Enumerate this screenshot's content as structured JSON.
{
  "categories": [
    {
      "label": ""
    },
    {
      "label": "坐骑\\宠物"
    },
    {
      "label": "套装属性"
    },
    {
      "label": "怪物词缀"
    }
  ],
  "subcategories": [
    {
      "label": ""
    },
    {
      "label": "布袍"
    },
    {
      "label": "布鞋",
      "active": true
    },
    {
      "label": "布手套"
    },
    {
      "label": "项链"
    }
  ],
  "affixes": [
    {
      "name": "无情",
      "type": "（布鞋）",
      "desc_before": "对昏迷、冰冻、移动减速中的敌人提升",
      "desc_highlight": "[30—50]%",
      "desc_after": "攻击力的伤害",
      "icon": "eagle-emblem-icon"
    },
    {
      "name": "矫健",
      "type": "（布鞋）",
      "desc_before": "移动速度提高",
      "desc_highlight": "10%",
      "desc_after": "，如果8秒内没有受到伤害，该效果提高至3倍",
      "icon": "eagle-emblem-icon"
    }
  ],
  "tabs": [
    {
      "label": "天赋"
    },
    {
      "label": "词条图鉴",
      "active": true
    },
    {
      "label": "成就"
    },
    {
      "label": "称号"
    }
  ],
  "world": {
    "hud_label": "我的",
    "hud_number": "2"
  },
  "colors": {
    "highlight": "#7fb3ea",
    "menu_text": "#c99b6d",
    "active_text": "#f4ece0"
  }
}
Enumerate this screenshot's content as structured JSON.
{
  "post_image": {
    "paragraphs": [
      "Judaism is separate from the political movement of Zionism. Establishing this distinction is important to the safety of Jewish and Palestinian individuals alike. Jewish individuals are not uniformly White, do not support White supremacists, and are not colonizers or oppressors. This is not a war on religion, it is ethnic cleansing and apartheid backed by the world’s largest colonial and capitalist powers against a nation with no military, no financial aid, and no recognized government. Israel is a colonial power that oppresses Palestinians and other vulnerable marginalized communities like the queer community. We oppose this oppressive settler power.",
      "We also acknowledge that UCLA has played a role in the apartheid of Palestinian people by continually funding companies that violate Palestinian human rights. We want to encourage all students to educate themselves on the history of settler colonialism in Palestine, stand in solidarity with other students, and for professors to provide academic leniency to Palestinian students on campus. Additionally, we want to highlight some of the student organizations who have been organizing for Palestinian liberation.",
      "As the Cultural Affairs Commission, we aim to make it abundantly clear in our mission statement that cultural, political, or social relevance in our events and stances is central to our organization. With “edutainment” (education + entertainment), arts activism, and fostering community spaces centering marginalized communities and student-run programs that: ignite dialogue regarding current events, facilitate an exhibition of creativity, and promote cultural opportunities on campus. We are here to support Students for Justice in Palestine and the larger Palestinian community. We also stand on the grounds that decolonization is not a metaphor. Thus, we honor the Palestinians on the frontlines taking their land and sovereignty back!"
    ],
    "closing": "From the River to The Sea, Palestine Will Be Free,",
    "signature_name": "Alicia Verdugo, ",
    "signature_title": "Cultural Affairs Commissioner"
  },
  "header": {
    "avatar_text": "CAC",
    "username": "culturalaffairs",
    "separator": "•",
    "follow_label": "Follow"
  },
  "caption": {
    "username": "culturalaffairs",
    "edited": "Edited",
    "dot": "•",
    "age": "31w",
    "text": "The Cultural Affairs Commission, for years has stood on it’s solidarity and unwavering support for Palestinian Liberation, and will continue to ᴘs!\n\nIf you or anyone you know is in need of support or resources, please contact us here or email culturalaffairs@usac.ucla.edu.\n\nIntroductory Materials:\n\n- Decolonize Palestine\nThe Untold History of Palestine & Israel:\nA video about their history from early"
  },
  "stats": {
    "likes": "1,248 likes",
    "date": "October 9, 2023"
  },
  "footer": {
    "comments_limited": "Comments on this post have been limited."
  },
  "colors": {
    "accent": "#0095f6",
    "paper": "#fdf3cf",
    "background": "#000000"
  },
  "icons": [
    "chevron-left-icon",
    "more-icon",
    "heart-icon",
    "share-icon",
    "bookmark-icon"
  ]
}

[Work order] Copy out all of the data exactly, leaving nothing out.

[Result for this task]
Enumerate this screenshot's content as structured JSON.
{
  "categories": [
    {
      "label": ""
    },
    {
      "label": "坐骑\\宠物"
    },
    {
      "label": "套装属性"
    },
    {
      "label": "怪物词缀"
    }
  ],
  "subcategories": [
    {
      "label": ""
    },
    {
      "label": "布袍"
    },
    {
      "label": "布鞋",
      "active": true
    },
    {
      "label": "布手套"
    },
    {
      "label": "项链"
    }
  ],
  "affixes": [
    {
      "name": "无情",
      "type": "（布鞋）",
      "desc_before": "对昏迷、冰冻、移动减速中的敌人提升",
      "desc_highlight": "[30—50]%",
      "desc_after": "攻击力的伤害",
      "icon": "eagle-emblem-icon"
    },
    {
      "name": "矫健",
      "type": "（布鞋）",
      "desc_before": "移动速度提高",
      "desc_highlight": "10%",
      "desc_after": "，如果8秒内没有受到伤害，该效果提高至3倍",
      "icon": "eagle-emblem-icon"
    }
  ],
  "tabs": [
    {
      "label": "天赋"
    },
    {
      "label": "词条图鉴",
      "active": true
    },
    {
      "label": "成就"
    },
    {
      "label": "称号"
    }
  ],
  "world": {
    "hud_label": "我的",
    "hud_number": "2"
  },
  "colors": {
    "highlight": "#7fb3ea",
    "menu_text": "#c99b6d",
    "active_text": "#f4ece0"
  }
}
Enumerate this screenshot's content as structured JSON.
{
  "post_image": {
    "paragraphs": [
      "Judaism is separate from the political movement of Zionism. Establishing this distinction is important to the safety of Jewish and Palestinian individuals alike. Jewish individuals are not uniformly White, do not support White supremacists, and are not colonizers or oppressors. This is not a war on religion, it is ethnic cleansing and apartheid backed by the world’s largest colonial and capitalist powers against a nation with no military, no financial aid, and no recognized government. Israel is a colonial power that oppresses Palestinians and other vulnerable marginalized communities like the queer community. We oppose this oppressive settler power.",
      "We also acknowledge that UCLA has played a role in the apartheid of Palestinian people by continually funding companies that violate Palestinian human rights. We want to encourage all students to educate themselves on the history of settler colonialism in Palestine, stand in solidarity with other students, and for professors to provide academic leniency to Palestinian students on campus. Additionally, we want to highlight some of the student organizations who have been organizing for Palestinian liberation.",
      "As the Cultural Affairs Commission, we aim to make it abundantly clear in our mission statement that cultural, political, or social relevance in our events and stances is central to our organization. With “edutainment” (education + entertainment), arts activism, and fostering community spaces centering marginalized communities and student-run programs that: ignite dialogue regarding current events, facilitate an exhibition of creativity, and promote cultural opportunities on campus. We are here to support Students for Justice in Palestine and the larger Palestinian community. We also stand on the grounds that decolonization is not a metaphor. Thus, we honor the Palestinians on the frontlines taking their land and sovereignty back!"
    ],
    "closing": "From the River to The Sea, Palestine Will Be Free,",
    "signature_name": "Alicia Verdugo, ",
    "signature_title": "Cultural Affairs Commissioner"
  },
  "header": {
    "avatar_text": "CAC",
    "username": "culturalaffairs",
    "separator": "•",
    "follow_label": "Follow"
  },
  "caption": {
    "username": "culturalaffairs",
    "edited": "Edited",
    "dot": "•",
    "age": "31w",
    "text": "The Cultural Affairs Commission, for years has stood on it’s solidarity and unwavering support for Palestinian Liberation, and will continue to ᴘs!\n\nIf you or anyone you know is in need of support or resources, please contact us here or email culturalaffairs@usac.ucla.edu.\n\nIntroductory Materials:\n\n- Decolonize Palestine\nThe Untold History of Palestine & Israel:\nA video about their history from early"
  },
  "stats": {
    "likes": "1,248 likes",
    "date": "October 9, 2023"
  },
  "footer": {
    "comments_limited": "Comments on this post have been limited."
  },
  "colors": {
    "accent": "#0095f6",
    "paper": "#fdf3cf",
    "background": "#000000"
  },
  "icons": [
    "chevron-left-icon",
    "more-icon",
    "heart-icon",
    "share-icon",
    "bookmark-icon"
  ]
}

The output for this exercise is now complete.